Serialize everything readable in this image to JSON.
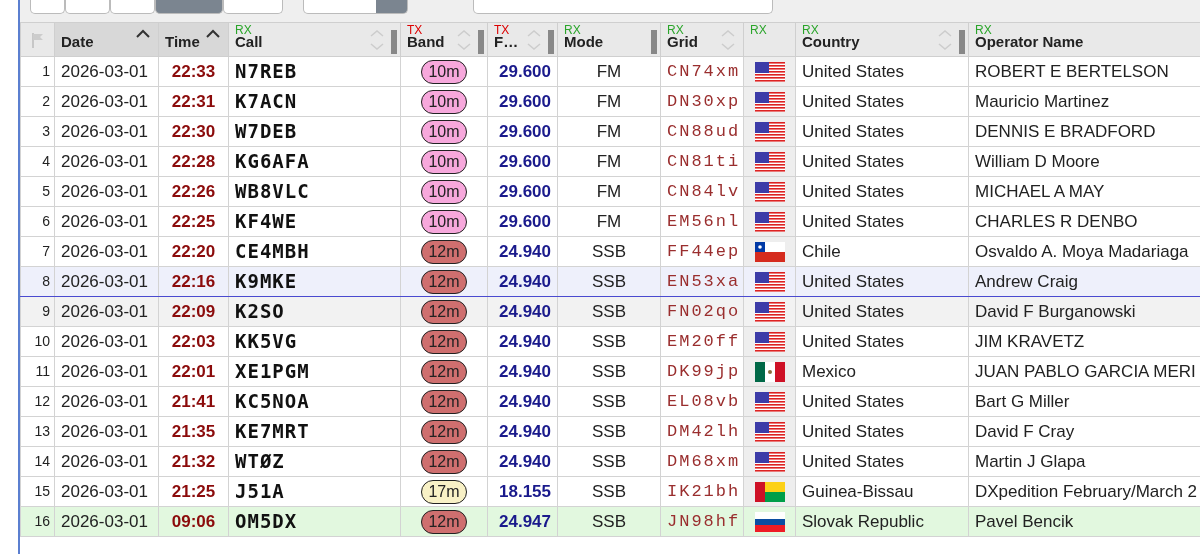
{
  "toolbar": [
    {
      "selected": false
    },
    {
      "selected": false
    },
    {
      "selected": false
    },
    {
      "selected": true
    },
    {
      "selected": false
    }
  ],
  "columns": [
    {
      "kind": "flag"
    },
    {
      "kind": "text",
      "label": "Date",
      "sorted": true,
      "sortable": true
    },
    {
      "kind": "text",
      "label": "Time",
      "sorted": true,
      "sortable": true
    },
    {
      "kind": "text",
      "label": "Call",
      "tag": "RX",
      "sorted": false,
      "sortable": true,
      "handle": true
    },
    {
      "kind": "text",
      "label": "Band",
      "tag": "TX",
      "sorted": false,
      "sortable": true,
      "handle": true
    },
    {
      "kind": "text",
      "label": "F…",
      "tag": "TX",
      "sorted": false,
      "sortable": true,
      "handle": true
    },
    {
      "kind": "text",
      "label": "Mode",
      "tag": "RX",
      "handle": true
    },
    {
      "kind": "text",
      "label": "Grid",
      "tag": "RX",
      "sorted": false,
      "sortable": true
    },
    {
      "kind": "text",
      "tag": "RX"
    },
    {
      "kind": "text",
      "label": "Country",
      "tag": "RX",
      "sorted": false,
      "sortable": true,
      "handle": true
    },
    {
      "kind": "text",
      "label": "Operator Name",
      "tag": "RX"
    }
  ],
  "rows": [
    {
      "num": "1",
      "date": "2026-03-01",
      "time": "22:33",
      "call": "N7REB",
      "band": {
        "label": "10m",
        "color": "#f7a8dc"
      },
      "freq": "29.600",
      "mode": "FM",
      "grid": "CN74xm",
      "flag": {
        "kind": "us"
      },
      "country": "United States",
      "operator": "ROBERT E BERTELSON",
      "selected": false
    },
    {
      "num": "2",
      "date": "2026-03-01",
      "time": "22:31",
      "call": "K7ACN",
      "band": {
        "label": "10m",
        "color": "#f7a8dc"
      },
      "freq": "29.600",
      "mode": "FM",
      "grid": "DN30xp",
      "flag": {
        "kind": "us"
      },
      "country": "United States",
      "operator": "Mauricio Martinez",
      "selected": false
    },
    {
      "num": "3",
      "date": "2026-03-01",
      "time": "22:30",
      "call": "W7DEB",
      "band": {
        "label": "10m",
        "color": "#f7a8dc"
      },
      "freq": "29.600",
      "mode": "FM",
      "grid": "CN88ud",
      "flag": {
        "kind": "us"
      },
      "country": "United States",
      "operator": "DENNIS E BRADFORD",
      "selected": false
    },
    {
      "num": "4",
      "date": "2026-03-01",
      "time": "22:28",
      "call": "KG6AFA",
      "band": {
        "label": "10m",
        "color": "#f7a8dc"
      },
      "freq": "29.600",
      "mode": "FM",
      "grid": "CN81ti",
      "flag": {
        "kind": "us"
      },
      "country": "United States",
      "operator": "William D Moore",
      "selected": false
    },
    {
      "num": "5",
      "date": "2026-03-01",
      "time": "22:26",
      "call": "WB8VLC",
      "band": {
        "label": "10m",
        "color": "#f7a8dc"
      },
      "freq": "29.600",
      "mode": "FM",
      "grid": "CN84lv",
      "flag": {
        "kind": "us"
      },
      "country": "United States",
      "operator": "MICHAEL A MAY",
      "selected": false
    },
    {
      "num": "6",
      "date": "2026-03-01",
      "time": "22:25",
      "call": "KF4WE",
      "band": {
        "label": "10m",
        "color": "#f7a8dc"
      },
      "freq": "29.600",
      "mode": "FM",
      "grid": "EM56nl",
      "flag": {
        "kind": "us"
      },
      "country": "United States",
      "operator": "CHARLES R DENBO",
      "selected": false
    },
    {
      "num": "7",
      "date": "2026-03-01",
      "time": "22:20",
      "call": "CE4MBH",
      "band": {
        "label": "12m",
        "color": "#cf6f6f"
      },
      "freq": "24.940",
      "mode": "SSB",
      "grid": "FF44ep",
      "flag": {
        "kind": "cl"
      },
      "country": "Chile",
      "operator": "Osvaldo A. Moya Madariaga",
      "selected": false
    },
    {
      "num": "8",
      "date": "2026-03-01",
      "time": "22:16",
      "call": "K9MKE",
      "band": {
        "label": "12m",
        "color": "#cf6f6f"
      },
      "freq": "24.940",
      "mode": "SSB",
      "grid": "EN53xa",
      "flag": {
        "kind": "us"
      },
      "country": "United States",
      "operator": "Andrew Craig",
      "selected": true
    },
    {
      "num": "9",
      "date": "2026-03-01",
      "time": "22:09",
      "call": "K2SO",
      "band": {
        "label": "12m",
        "color": "#cf6f6f"
      },
      "freq": "24.940",
      "mode": "SSB",
      "grid": "FN02qo",
      "flag": {
        "kind": "us"
      },
      "country": "United States",
      "operator": "David F Burganowski",
      "selected": false,
      "color": "#f2f2f2"
    },
    {
      "num": "10",
      "date": "2026-03-01",
      "time": "22:03",
      "call": "KK5VG",
      "band": {
        "label": "12m",
        "color": "#cf6f6f"
      },
      "freq": "24.940",
      "mode": "SSB",
      "grid": "EM20ff",
      "flag": {
        "kind": "us"
      },
      "country": "United States",
      "operator": "JIM KRAVETZ",
      "selected": false
    },
    {
      "num": "11",
      "date": "2026-03-01",
      "time": "22:01",
      "call": "XE1PGM",
      "band": {
        "label": "12m",
        "color": "#cf6f6f"
      },
      "freq": "24.940",
      "mode": "SSB",
      "grid": "DK99jp",
      "flag": {
        "kind": "mx"
      },
      "country": "Mexico",
      "operator": "JUAN PABLO GARCIA MERI",
      "selected": false
    },
    {
      "num": "12",
      "date": "2026-03-01",
      "time": "21:41",
      "call": "KC5NOA",
      "band": {
        "label": "12m",
        "color": "#cf6f6f"
      },
      "freq": "24.940",
      "mode": "SSB",
      "grid": "EL08vb",
      "flag": {
        "kind": "us"
      },
      "country": "United States",
      "operator": "Bart G Miller",
      "selected": false
    },
    {
      "num": "13",
      "date": "2026-03-01",
      "time": "21:35",
      "call": "KE7MRT",
      "band": {
        "label": "12m",
        "color": "#cf6f6f"
      },
      "freq": "24.940",
      "mode": "SSB",
      "grid": "DM42lh",
      "flag": {
        "kind": "us"
      },
      "country": "United States",
      "operator": "David F Cray",
      "selected": false
    },
    {
      "num": "14",
      "date": "2026-03-01",
      "time": "21:32",
      "call": "WTØZ",
      "band": {
        "label": "12m",
        "color": "#cf6f6f"
      },
      "freq": "24.940",
      "mode": "SSB",
      "grid": "DM68xm",
      "flag": {
        "kind": "us"
      },
      "country": "United States",
      "operator": "Martin J Glapa",
      "selected": false
    },
    {
      "num": "15",
      "date": "2026-03-01",
      "time": "21:25",
      "call": "J51A",
      "band": {
        "label": "17m",
        "color": "#f8f1c6"
      },
      "freq": "18.155",
      "mode": "SSB",
      "grid": "IK21bh",
      "flag": {
        "kind": "gw"
      },
      "country": "Guinea-Bissau",
      "operator": "DXpedition February/March 2",
      "selected": false
    },
    {
      "num": "16",
      "date": "2026-03-01",
      "time": "09:06",
      "call": "OM5DX",
      "band": {
        "label": "12m",
        "color": "#cf6f6f"
      },
      "freq": "24.947",
      "mode": "SSB",
      "grid": "JN98hf",
      "flag": {
        "kind": "sk"
      },
      "country": "Slovak Republic",
      "operator": "Pavel Bencik",
      "selected": false,
      "color": "#e2f8df"
    }
  ]
}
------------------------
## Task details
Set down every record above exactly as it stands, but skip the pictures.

## Result
Serialize everything readable in this image to JSON.
{
  "toolbar": [
    {
      "selected": false
    },
    {
      "selected": false
    },
    {
      "selected": false
    },
    {
      "selected": true
    },
    {
      "selected": false
    }
  ],
  "columns": [
    {
      "kind": "flag"
    },
    {
      "kind": "text",
      "label": "Date",
      "sorted": true,
      "sortable": true
    },
    {
      "kind": "text",
      "label": "Time",
      "sorted": true,
      "sortable": true
    },
    {
      "kind": "text",
      "label": "Call",
      "tag": "RX",
      "sorted": false,
      "sortable": true,
      "handle": true
    },
    {
      "kind": "text",
      "label": "Band",
      "tag": "TX",
      "sorted": false,
      "sortable": true,
      "handle": true
    },
    {
      "kind": "text",
      "label": "F…",
      "tag": "TX",
      "sorted": false,
      "sortable": true,
      "handle": true
    },
    {
      "kind": "text",
      "label": "Mode",
      "tag": "RX",
      "handle": true
    },
    {
      "kind": "text",
      "label": "Grid",
      "tag": "RX",
      "sorted": false,
      "sortable": true
    },
    {
      "kind": "text",
      "tag": "RX"
    },
    {
      "kind": "text",
      "label": "Country",
      "tag": "RX",
      "sorted": false,
      "sortable": true,
      "handle": true
    },
    {
      "kind": "text",
      "label": "Operator Name",
      "tag": "RX"
    }
  ],
  "rows": [
    {
      "num": "1",
      "date": "2026-03-01",
      "time": "22:33",
      "call": "N7REB",
      "band": {
        "label": "10m",
        "color": "#f7a8dc"
      },
      "freq": "29.600",
      "mode": "FM",
      "grid": "CN74xm",
      "flag": {
        "kind": "us"
      },
      "country": "United States",
      "operator": "ROBERT E BERTELSON",
      "selected": false
    },
    {
      "num": "2",
      "date": "2026-03-01",
      "time": "22:31",
      "call": "K7ACN",
      "band": {
        "label": "10m",
        "color": "#f7a8dc"
      },
      "freq": "29.600",
      "mode": "FM",
      "grid": "DN30xp",
      "flag": {
        "kind": "us"
      },
      "country": "United States",
      "operator": "Mauricio Martinez",
      "selected": false
    },
    {
      "num": "3",
      "date": "2026-03-01",
      "time": "22:30",
      "call": "W7DEB",
      "band": {
        "label": "10m",
        "color": "#f7a8dc"
      },
      "freq": "29.600",
      "mode": "FM",
      "grid": "CN88ud",
      "flag": {
        "kind": "us"
      },
      "country": "United States",
      "operator": "DENNIS E BRADFORD",
      "selected": false
    },
    {
      "num": "4",
      "date": "2026-03-01",
      "time": "22:28",
      "call": "KG6AFA",
      "band": {
        "label": "10m",
        "color": "#f7a8dc"
      },
      "freq": "29.600",
      "mode": "FM",
      "grid": "CN81ti",
      "flag": {
        "kind": "us"
      },
      "country": "United States",
      "operator": "William D Moore",
      "selected": false
    },
    {
      "num": "5",
      "date": "2026-03-01",
      "time": "22:26",
      "call": "WB8VLC",
      "band": {
        "label": "10m",
        "color": "#f7a8dc"
      },
      "freq": "29.600",
      "mode": "FM",
      "grid": "CN84lv",
      "flag": {
        "kind": "us"
      },
      "country": "United States",
      "operator": "MICHAEL A MAY",
      "selected": false
    },
    {
      "num": "6",
      "date": "2026-03-01",
      "time": "22:25",
      "call": "KF4WE",
      "band": {
        "label": "10m",
        "color": "#f7a8dc"
      },
      "freq": "29.600",
      "mode": "FM",
      "grid": "EM56nl",
      "flag": {
        "kind": "us"
      },
      "country": "United States",
      "operator": "CHARLES R DENBO",
      "selected": false
    },
    {
      "num": "7",
      "date": "2026-03-01",
      "time": "22:20",
      "call": "CE4MBH",
      "band": {
        "label": "12m",
        "color": "#cf6f6f"
      },
      "freq": "24.940",
      "mode": "SSB",
      "grid": "FF44ep",
      "flag": {
        "kind": "cl"
      },
      "country": "Chile",
      "operator": "Osvaldo A. Moya Madariaga",
      "selected": false
    },
    {
      "num": "8",
      "date": "2026-03-01",
      "time": "22:16",
      "call": "K9MKE",
      "band": {
        "label": "12m",
        "color": "#cf6f6f"
      },
      "freq": "24.940",
      "mode": "SSB",
      "grid": "EN53xa",
      "flag": {
        "kind": "us"
      },
      "country": "United States",
      "operator": "Andrew Craig",
      "selected": true
    },
    {
      "num": "9",
      "date": "2026-03-01",
      "time": "22:09",
      "call": "K2SO",
      "band": {
        "label": "12m",
        "color": "#cf6f6f"
      },
      "freq": "24.940",
      "mode": "SSB",
      "grid": "FN02qo",
      "flag": {
        "kind": "us"
      },
      "country": "United States",
      "operator": "David F Burganowski",
      "selected": false,
      "color": "#f2f2f2"
    },
    {
      "num": "10",
      "date": "2026-03-01",
      "time": "22:03",
      "call": "KK5VG",
      "band": {
        "label": "12m",
        "color": "#cf6f6f"
      },
      "freq": "24.940",
      "mode": "SSB",
      "grid": "EM20ff",
      "flag": {
        "kind": "us"
      },
      "country": "United States",
      "operator": "JIM KRAVETZ",
      "selected": false
    },
    {
      "num": "11",
      "date": "2026-03-01",
      "time": "22:01",
      "call": "XE1PGM",
      "band": {
        "label": "12m",
        "color": "#cf6f6f"
      },
      "freq": "24.940",
      "mode": "SSB",
      "grid": "DK99jp",
      "flag": {
        "kind": "mx"
      },
      "country": "Mexico",
      "operator": "JUAN PABLO GARCIA MERI",
      "selected": false
    },
    {
      "num": "12",
      "date": "2026-03-01",
      "time": "21:41",
      "call": "KC5NOA",
      "band": {
        "label": "12m",
        "color": "#cf6f6f"
      },
      "freq": "24.940",
      "mode": "SSB",
      "grid": "EL08vb",
      "flag": {
        "kind": "us"
      },
      "country": "United States",
      "operator": "Bart G Miller",
      "selected": false
    },
    {
      "num": "13",
      "date": "2026-03-01",
      "time": "21:35",
      "call": "KE7MRT",
      "band": {
        "label": "12m",
        "color": "#cf6f6f"
      },
      "freq": "24.940",
      "mode": "SSB",
      "grid": "DM42lh",
      "flag": {
        "kind": "us"
      },
      "country": "United States",
      "operator": "David F Cray",
      "selected": false
    },
    {
      "num": "14",
      "date": "2026-03-01",
      "time": "21:32",
      "call": "WTØZ",
      "band": {
        "label": "12m",
        "color": "#cf6f6f"
      },
      "freq": "24.940",
      "mode": "SSB",
      "grid": "DM68xm",
      "flag": {
        "kind": "us"
      },
      "country": "United States",
      "operator": "Martin J Glapa",
      "selected": false
    },
    {
      "num": "15",
      "date": "2026-03-01",
      "time": "21:25",
      "call": "J51A",
      "band": {
        "label": "17m",
        "color": "#f8f1c6"
      },
      "freq": "18.155",
      "mode": "SSB",
      "grid": "IK21bh",
      "flag": {
        "kind": "gw"
      },
      "country": "Guinea-Bissau",
      "operator": "DXpedition February/March 2",
      "selected": false
    },
    {
      "num": "16",
      "date": "2026-03-01",
      "time": "09:06",
      "call": "OM5DX",
      "band": {
        "label": "12m",
        "color": "#cf6f6f"
      },
      "freq": "24.947",
      "mode": "SSB",
      "grid": "JN98hf",
      "flag": {
        "kind": "sk"
      },
      "country": "Slovak Republic",
      "operator": "Pavel Bencik",
      "selected": false,
      "color": "#e2f8df"
    }
  ]
}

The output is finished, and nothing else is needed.